[EXCERPTED RECORDS — start]

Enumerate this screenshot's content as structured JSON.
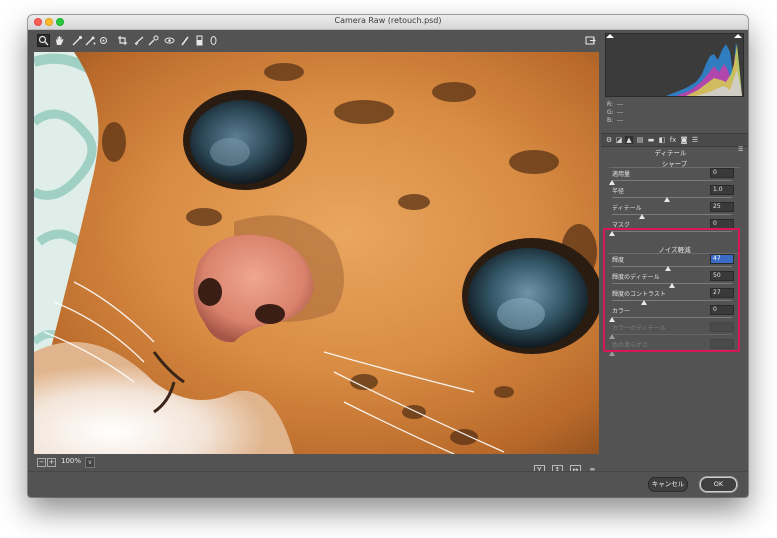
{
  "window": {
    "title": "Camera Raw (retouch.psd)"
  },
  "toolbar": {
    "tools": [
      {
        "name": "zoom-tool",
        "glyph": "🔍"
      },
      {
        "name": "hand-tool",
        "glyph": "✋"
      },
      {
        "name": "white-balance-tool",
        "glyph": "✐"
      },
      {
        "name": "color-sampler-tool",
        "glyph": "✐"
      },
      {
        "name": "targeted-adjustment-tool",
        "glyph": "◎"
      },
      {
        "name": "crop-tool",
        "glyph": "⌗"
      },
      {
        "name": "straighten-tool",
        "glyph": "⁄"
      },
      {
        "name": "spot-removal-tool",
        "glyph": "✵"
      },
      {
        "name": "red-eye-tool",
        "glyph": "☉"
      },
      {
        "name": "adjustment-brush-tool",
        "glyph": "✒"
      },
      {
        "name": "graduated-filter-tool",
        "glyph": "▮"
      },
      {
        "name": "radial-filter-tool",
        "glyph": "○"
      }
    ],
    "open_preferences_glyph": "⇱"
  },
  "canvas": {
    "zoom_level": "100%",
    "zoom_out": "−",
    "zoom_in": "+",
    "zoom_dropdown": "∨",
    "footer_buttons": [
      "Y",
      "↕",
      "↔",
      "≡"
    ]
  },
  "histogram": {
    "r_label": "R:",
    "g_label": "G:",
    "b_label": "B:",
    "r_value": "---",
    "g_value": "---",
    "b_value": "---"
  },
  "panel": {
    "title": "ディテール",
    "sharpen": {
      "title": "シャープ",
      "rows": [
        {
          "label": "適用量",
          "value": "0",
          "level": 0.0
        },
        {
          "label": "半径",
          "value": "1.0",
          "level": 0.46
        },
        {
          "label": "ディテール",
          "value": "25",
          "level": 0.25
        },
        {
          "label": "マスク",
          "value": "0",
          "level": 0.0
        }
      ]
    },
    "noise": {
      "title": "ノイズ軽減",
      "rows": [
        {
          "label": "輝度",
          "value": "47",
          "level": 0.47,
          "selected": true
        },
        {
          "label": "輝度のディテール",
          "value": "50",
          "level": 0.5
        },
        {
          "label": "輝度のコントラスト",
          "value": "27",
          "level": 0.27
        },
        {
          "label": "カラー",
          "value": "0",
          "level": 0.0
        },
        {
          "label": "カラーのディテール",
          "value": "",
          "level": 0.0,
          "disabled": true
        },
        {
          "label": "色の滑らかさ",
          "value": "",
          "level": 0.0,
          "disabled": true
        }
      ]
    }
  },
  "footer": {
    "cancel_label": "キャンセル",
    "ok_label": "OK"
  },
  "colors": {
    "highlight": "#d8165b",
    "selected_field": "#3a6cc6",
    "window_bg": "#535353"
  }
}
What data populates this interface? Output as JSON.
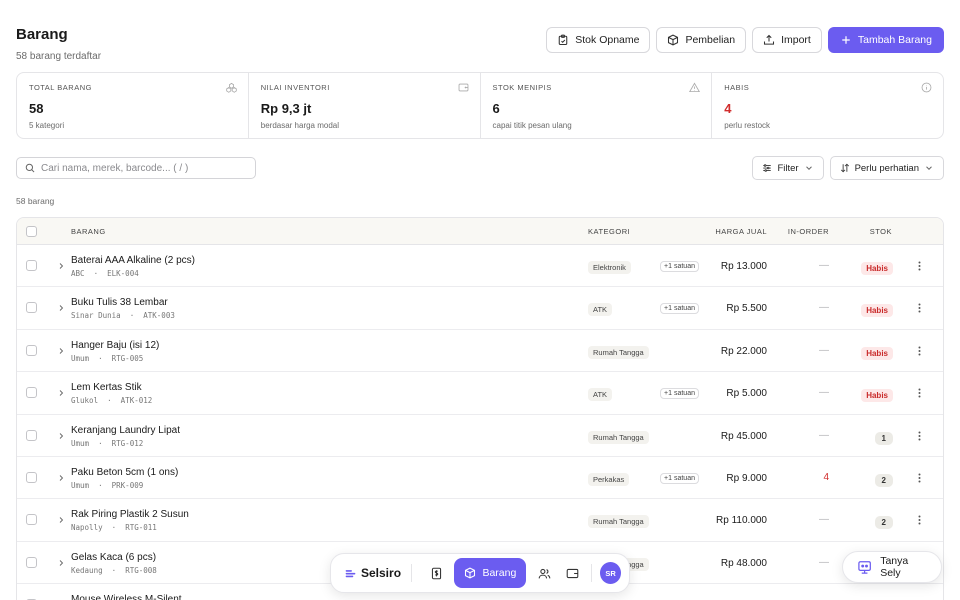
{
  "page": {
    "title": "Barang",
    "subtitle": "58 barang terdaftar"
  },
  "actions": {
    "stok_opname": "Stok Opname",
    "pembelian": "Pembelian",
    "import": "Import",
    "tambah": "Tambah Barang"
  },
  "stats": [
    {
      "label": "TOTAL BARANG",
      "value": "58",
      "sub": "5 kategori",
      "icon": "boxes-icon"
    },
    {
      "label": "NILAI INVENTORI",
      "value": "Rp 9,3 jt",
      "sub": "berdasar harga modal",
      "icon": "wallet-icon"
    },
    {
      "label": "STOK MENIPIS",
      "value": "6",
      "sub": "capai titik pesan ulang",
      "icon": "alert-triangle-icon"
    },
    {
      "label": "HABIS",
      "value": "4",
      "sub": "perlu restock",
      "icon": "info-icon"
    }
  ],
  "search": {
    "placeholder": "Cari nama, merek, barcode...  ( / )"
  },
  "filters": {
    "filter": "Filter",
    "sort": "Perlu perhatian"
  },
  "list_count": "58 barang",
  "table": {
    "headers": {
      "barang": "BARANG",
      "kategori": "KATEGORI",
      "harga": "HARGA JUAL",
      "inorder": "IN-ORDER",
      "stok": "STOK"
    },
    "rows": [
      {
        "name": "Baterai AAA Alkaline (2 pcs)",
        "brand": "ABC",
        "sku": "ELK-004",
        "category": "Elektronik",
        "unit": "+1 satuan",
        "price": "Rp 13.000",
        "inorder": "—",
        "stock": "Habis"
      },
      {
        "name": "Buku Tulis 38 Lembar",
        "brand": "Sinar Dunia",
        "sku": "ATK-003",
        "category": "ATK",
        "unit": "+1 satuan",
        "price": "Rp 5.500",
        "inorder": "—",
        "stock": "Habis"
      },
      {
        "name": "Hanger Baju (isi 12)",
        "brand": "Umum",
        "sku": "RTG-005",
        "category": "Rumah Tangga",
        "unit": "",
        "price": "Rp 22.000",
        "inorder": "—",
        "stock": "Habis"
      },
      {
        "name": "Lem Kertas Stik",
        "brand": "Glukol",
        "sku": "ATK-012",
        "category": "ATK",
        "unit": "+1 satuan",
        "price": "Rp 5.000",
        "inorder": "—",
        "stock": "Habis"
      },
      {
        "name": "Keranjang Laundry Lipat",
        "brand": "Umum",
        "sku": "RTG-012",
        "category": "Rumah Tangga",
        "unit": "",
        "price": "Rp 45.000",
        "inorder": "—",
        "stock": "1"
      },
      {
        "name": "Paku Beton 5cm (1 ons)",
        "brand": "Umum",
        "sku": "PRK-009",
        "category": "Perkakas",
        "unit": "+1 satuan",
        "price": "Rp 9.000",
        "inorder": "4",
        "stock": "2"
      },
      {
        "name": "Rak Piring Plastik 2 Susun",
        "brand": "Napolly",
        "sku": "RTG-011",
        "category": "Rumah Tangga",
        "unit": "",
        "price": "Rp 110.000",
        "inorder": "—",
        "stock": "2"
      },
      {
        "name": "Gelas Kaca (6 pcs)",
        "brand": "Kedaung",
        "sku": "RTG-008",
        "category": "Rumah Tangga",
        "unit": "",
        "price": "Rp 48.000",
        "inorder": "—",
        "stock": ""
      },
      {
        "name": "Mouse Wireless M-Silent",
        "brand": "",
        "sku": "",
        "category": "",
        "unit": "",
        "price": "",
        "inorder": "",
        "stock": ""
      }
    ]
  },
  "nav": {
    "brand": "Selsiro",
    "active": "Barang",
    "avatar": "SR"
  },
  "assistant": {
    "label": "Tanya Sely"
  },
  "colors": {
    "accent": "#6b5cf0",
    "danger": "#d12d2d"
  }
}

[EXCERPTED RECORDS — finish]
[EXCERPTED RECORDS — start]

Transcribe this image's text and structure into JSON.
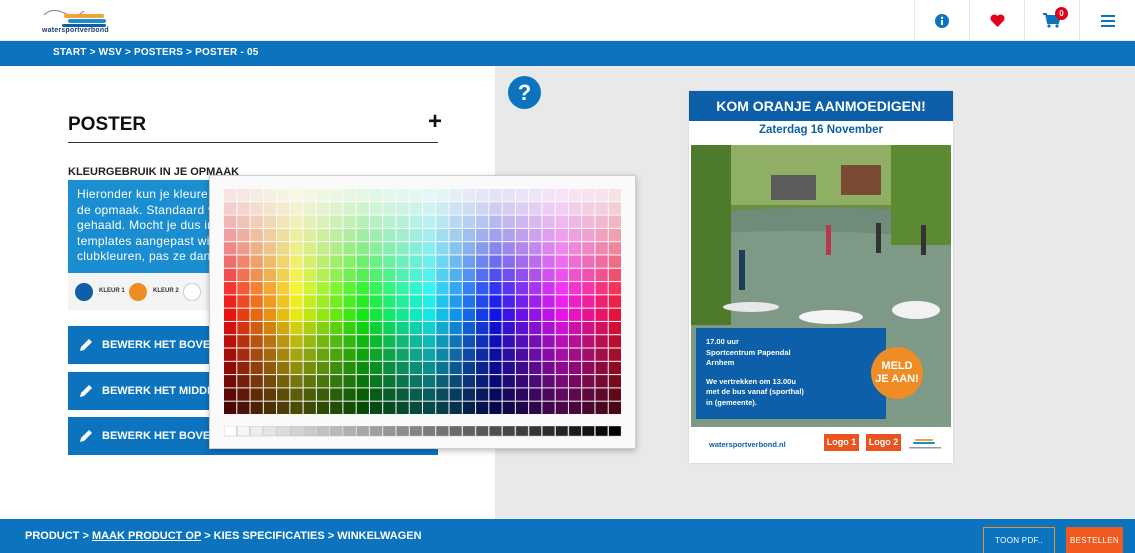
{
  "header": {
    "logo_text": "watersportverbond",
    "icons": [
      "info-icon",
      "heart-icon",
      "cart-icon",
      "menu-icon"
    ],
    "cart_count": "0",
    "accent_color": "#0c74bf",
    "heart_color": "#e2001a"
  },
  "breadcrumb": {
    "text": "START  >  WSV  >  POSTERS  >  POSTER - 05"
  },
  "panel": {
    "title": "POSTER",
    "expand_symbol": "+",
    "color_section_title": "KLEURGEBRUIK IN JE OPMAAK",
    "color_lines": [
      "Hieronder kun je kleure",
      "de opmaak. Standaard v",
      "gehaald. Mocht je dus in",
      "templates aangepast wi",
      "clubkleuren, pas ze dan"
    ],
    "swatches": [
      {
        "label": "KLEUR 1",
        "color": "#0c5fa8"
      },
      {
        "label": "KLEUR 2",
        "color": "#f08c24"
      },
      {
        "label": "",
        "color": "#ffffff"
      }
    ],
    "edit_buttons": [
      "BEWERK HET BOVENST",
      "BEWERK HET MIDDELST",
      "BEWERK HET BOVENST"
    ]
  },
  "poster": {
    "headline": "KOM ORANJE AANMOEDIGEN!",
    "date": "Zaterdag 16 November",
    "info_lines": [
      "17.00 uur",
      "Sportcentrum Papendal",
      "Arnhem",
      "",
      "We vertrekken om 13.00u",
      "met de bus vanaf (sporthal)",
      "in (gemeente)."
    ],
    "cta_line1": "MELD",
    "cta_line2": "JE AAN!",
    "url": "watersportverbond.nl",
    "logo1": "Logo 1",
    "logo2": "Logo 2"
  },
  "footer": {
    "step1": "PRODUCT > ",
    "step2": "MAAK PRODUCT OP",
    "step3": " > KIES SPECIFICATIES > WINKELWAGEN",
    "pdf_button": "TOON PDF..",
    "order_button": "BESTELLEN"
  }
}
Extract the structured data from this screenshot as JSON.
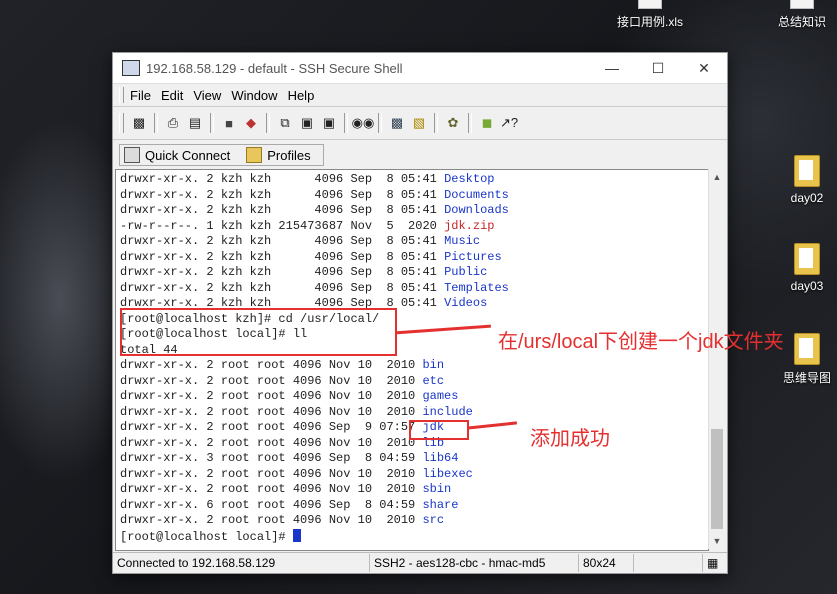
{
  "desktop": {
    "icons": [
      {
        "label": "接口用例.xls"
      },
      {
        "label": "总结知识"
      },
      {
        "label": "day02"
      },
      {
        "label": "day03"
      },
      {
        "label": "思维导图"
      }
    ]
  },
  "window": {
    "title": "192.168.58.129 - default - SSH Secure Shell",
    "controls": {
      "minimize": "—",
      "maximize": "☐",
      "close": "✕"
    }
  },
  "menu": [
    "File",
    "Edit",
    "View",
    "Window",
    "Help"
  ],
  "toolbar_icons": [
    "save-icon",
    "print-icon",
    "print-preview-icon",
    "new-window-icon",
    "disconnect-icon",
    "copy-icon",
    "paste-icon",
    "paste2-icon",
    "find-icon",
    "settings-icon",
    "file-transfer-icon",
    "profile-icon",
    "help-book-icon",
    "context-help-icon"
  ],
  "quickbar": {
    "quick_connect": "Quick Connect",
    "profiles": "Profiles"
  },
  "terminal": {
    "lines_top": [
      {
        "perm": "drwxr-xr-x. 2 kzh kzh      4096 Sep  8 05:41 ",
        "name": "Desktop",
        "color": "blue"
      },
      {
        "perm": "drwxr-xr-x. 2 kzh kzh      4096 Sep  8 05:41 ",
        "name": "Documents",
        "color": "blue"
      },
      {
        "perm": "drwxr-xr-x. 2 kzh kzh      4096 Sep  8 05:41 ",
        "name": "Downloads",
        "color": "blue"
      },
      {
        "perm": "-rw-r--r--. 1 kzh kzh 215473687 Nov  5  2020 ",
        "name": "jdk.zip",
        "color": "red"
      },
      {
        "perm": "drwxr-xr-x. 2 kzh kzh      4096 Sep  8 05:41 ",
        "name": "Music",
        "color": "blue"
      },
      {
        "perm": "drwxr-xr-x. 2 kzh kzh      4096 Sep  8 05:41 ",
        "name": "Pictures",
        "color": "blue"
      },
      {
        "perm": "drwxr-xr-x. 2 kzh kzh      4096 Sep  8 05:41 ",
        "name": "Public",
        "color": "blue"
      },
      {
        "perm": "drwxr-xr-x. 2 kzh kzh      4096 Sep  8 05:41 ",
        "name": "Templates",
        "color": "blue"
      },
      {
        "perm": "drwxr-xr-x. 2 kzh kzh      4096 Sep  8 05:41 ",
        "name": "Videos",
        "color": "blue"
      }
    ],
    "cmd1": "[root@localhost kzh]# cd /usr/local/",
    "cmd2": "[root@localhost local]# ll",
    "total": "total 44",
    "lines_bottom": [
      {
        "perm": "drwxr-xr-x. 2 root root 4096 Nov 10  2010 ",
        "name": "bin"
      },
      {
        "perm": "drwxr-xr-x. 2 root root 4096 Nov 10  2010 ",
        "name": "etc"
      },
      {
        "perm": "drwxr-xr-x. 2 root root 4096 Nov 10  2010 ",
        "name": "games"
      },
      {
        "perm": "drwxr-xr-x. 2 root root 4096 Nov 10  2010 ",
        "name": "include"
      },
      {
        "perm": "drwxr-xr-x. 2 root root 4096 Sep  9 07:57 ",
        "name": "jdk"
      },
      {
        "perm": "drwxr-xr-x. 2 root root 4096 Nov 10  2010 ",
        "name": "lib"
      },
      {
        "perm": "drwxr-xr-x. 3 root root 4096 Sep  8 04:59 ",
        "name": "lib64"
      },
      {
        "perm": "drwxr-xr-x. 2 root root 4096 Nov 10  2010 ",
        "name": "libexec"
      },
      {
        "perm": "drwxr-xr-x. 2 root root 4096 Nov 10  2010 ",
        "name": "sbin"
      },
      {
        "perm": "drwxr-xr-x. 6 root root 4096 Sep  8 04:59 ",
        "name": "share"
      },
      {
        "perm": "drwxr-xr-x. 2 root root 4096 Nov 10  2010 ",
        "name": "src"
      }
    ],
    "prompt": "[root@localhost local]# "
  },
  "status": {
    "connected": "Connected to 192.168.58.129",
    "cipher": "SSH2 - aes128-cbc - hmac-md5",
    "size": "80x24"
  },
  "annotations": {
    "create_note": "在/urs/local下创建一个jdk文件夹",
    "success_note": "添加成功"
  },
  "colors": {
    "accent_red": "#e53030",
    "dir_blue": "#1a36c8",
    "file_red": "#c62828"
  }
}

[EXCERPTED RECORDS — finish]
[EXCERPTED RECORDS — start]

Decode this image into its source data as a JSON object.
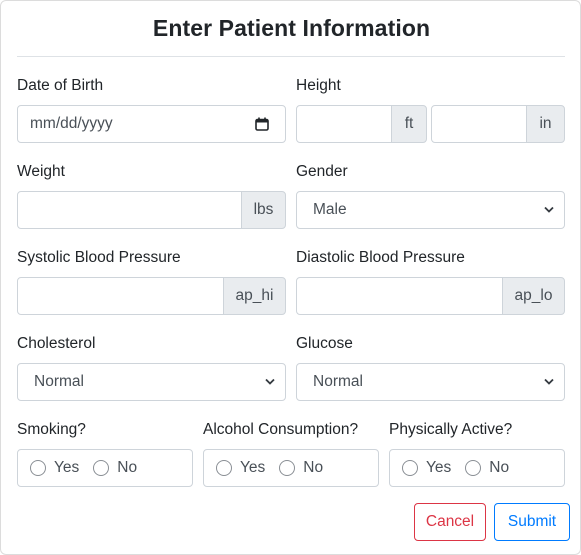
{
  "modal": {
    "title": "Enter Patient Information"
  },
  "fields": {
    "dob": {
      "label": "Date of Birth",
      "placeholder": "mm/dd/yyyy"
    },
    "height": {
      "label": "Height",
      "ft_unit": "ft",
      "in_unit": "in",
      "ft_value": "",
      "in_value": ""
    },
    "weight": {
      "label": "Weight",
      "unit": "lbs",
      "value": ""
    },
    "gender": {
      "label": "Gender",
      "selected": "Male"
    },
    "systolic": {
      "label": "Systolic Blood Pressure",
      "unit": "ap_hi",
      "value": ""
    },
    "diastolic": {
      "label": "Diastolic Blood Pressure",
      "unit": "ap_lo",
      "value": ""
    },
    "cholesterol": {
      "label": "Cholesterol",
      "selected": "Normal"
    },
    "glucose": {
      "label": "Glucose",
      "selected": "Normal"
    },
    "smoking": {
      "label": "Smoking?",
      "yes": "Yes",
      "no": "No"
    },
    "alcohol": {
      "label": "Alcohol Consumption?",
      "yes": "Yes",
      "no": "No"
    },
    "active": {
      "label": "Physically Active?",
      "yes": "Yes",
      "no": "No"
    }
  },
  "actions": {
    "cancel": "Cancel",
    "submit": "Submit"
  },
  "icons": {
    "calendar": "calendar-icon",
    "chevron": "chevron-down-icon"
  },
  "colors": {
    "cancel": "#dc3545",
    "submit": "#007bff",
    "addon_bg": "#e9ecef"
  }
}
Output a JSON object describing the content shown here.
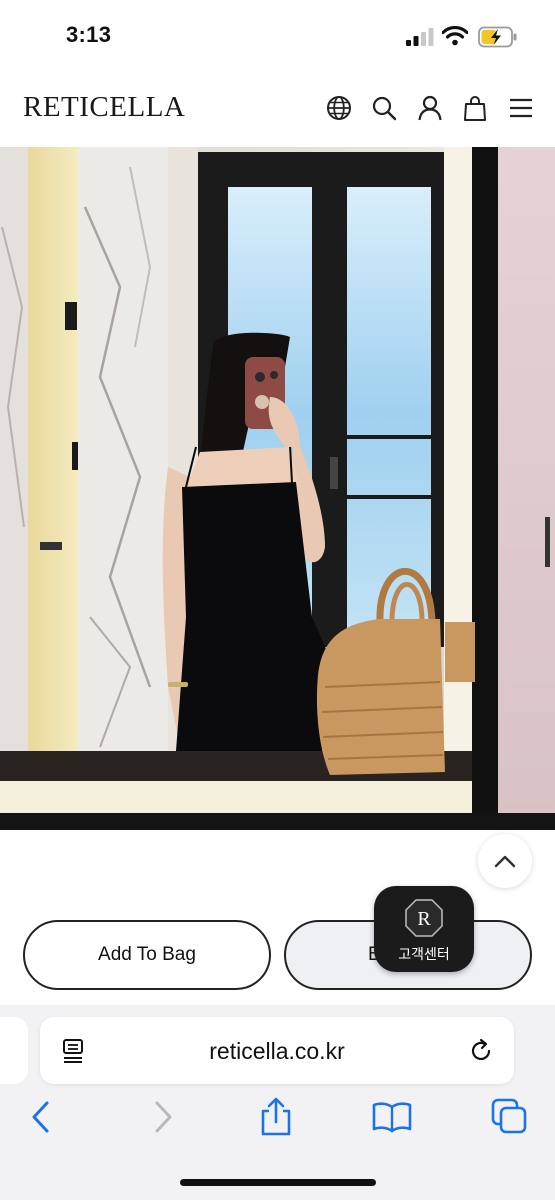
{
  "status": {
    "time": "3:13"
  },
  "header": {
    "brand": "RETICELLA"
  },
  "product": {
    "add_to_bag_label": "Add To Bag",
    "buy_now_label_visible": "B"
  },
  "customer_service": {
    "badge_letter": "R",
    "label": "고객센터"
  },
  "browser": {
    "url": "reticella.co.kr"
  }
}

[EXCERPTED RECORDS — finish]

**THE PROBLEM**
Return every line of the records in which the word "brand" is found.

**WRITTEN ANSWER**
        "brand": "ABC",
        "brand": "Sinar Dunia",
        "brand": "Umum",
        "brand": "Glukol",
        "brand": "Umum",
        "brand": "Umum",
        "brand": "Napolly",
        "brand": "Kedaung",
        "brand": "",
    "brand": "Selsiro",
    "brand": "RETICELLA"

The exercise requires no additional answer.